Referenced by
Citing PatentFiling datePublication dateApplicantTitle
US2460117 *Aug 20, 1946Jan 25, 1949Arthur C BeckelStill and decanter for the recovery of products from alcoholic solutions of oleaginous materials
US2541635 *Sep 28, 1946Feb 13, 1951Standard Oil Dev CoRecovering catalyst in oil vapors
US2555939 *Nov 3, 1944Jun 5, 1951Phillips Petroleum CoDistillation of styrene from polymers
US2655462 *Sep 30, 1949Oct 13, 1953Kellogg M W CoRecovery of phenol from extracts
US2680709 *Dec 22, 1949Jun 8, 1954Clinton Foods IncDistillation apparatus with internal decanter
US2696495 *Jan 4, 1950Dec 7, 1954Phillips Petroleum CoSeparation of oxygenated organic compounds
US2762831 *Jan 2, 1952Sep 11, 1956Stanolind Oil & Gas CoProcess and apparatus for regenerating absorbent and extraction media
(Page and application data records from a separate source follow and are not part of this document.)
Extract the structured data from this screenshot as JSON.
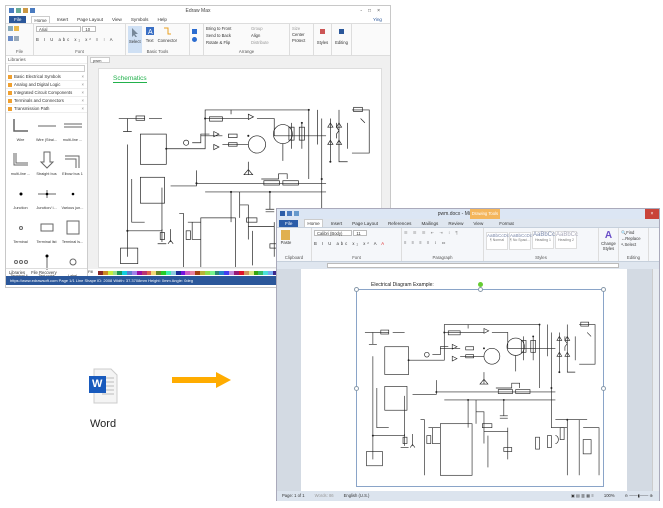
{
  "edraw": {
    "title": "Edraw Max",
    "user": "Ying",
    "tabs": [
      "File",
      "Home",
      "Insert",
      "Page Layout",
      "View",
      "Symbols",
      "Help"
    ],
    "ribbon": {
      "font_name": "Arial",
      "font_size": "10",
      "groups": [
        "File",
        "Font",
        "Basic Tools",
        "Arrange",
        "Styles",
        "Editing"
      ],
      "tools": [
        "Select",
        "Text",
        "Connector"
      ],
      "arrange": [
        "Bring to Front",
        "Send to Back",
        "Rotate & Flip",
        "Group",
        "Align",
        "Distribute",
        "Size",
        "Center",
        "Protect"
      ],
      "styles_label": "Styles",
      "editing_label": "Editing"
    },
    "libraries": {
      "title": "Libraries",
      "categories": [
        "Basic Electrical Symbols",
        "Analog and Digital Logic",
        "Integrated Circuit Components",
        "Terminals and Connectors",
        "Transmission Path"
      ],
      "shapes": [
        "Wire",
        "Wire (Strai...",
        "multi-line ...",
        "multi-line ...",
        "Straight bus",
        "Elbow bus 1",
        "Junction",
        "Junction/ i...",
        "Various jun...",
        "Terminal",
        "Terminal list",
        "Terminal ls...",
        "Terminal li...",
        "Test point",
        "Label"
      ],
      "footer_tabs": [
        "Libraries",
        "File Recovery"
      ]
    },
    "doc_tab": "pwm",
    "schematic_title": "Schematics",
    "palette_label": "Fill",
    "status": "https://www.edrawsoft.com   Page 1/1   Line   Shape ID: 2008   Width: 37.3708mm   Height: 0mm   Angle: 0deg",
    "window_controls": [
      "-",
      "□",
      "×"
    ]
  },
  "word": {
    "title": "pwm.docx - Microsoft Word",
    "contextual_tab": "Drawing Tools",
    "tabs": [
      "File",
      "Home",
      "Insert",
      "Page Layout",
      "References",
      "Mailings",
      "Review",
      "View",
      "Format"
    ],
    "ribbon": {
      "font_name": "Calibri (Body)",
      "font_size": "11",
      "groups": [
        "Clipboard",
        "Font",
        "Paragraph",
        "Styles",
        "Editing"
      ],
      "paste": "Paste",
      "styles": [
        {
          "sample": "AaBbCcDc",
          "name": "¶ Normal"
        },
        {
          "sample": "AaBbCcDc",
          "name": "¶ No Spaci..."
        },
        {
          "sample": "AaBbCc",
          "name": "Heading 1"
        },
        {
          "sample": "AaBbCc",
          "name": "Heading 2"
        }
      ],
      "change_styles": "Change Styles",
      "editing": [
        "Find",
        "Replace",
        "Select"
      ]
    },
    "caption": "Electrical Diagram Example:",
    "status": {
      "page": "Page: 1 of 1",
      "words": "Words: 86",
      "language": "English (U.S.)",
      "zoom": "100%"
    }
  },
  "word_icon": {
    "label": "Word",
    "glyph": "W"
  },
  "colors": {
    "arrow": "#ffac00",
    "edraw_blue": "#2b579a",
    "word_blue": "#185abd",
    "schematic_green": "#22b14c"
  }
}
US2769773 *Aug 21, 1953Nov 6, 1956Phillips Petroleum CoMethylethylpyridine-methylvinylpyridine fractionation
US2807572 *May 26, 1955Sep 24, 1957Phillips Petroleum CoApparatus and method for removal of popcorn polymer from columns by continuous filtration
US2820001 *Jan 19, 1953Jan 14, 1958Shell DevRectification process
US2995500 *Dec 28, 1953Aug 8, 1961Phillips Petroleum CoSeparation process of aqueous pyridine mixtures
US5034102 *Sep 22, 1989Jul 23, 1991Krupp Koppers GmbhColumn for distillation of charge products having a tendency for two-phase formation in sump
US5316625 *Jun 3, 1993May 31, 1994Crown Iron Works CompanyApparatus for separating a partially miscible solvent from water
US7481871 *Dec 10, 2004Jan 27, 2009Exxonmobil Chemical Patents Inc.Vapor/liquid separation apparatus
US7767008Dec 15, 2008Aug 3, 2010Exxonmobil Chemical Patents Inc.Vapor/liquid separation apparatus
US20060129012 *Dec 10, 2004Jun 15, 2006Frye James MVapor/liquid separation apparatus
U.S. Classification202/153, 202/204, 203/85, 202/176
International ClassificationC07C7/04
Cooperative ClassificationC07C7/04
European ClassificationC07C7/04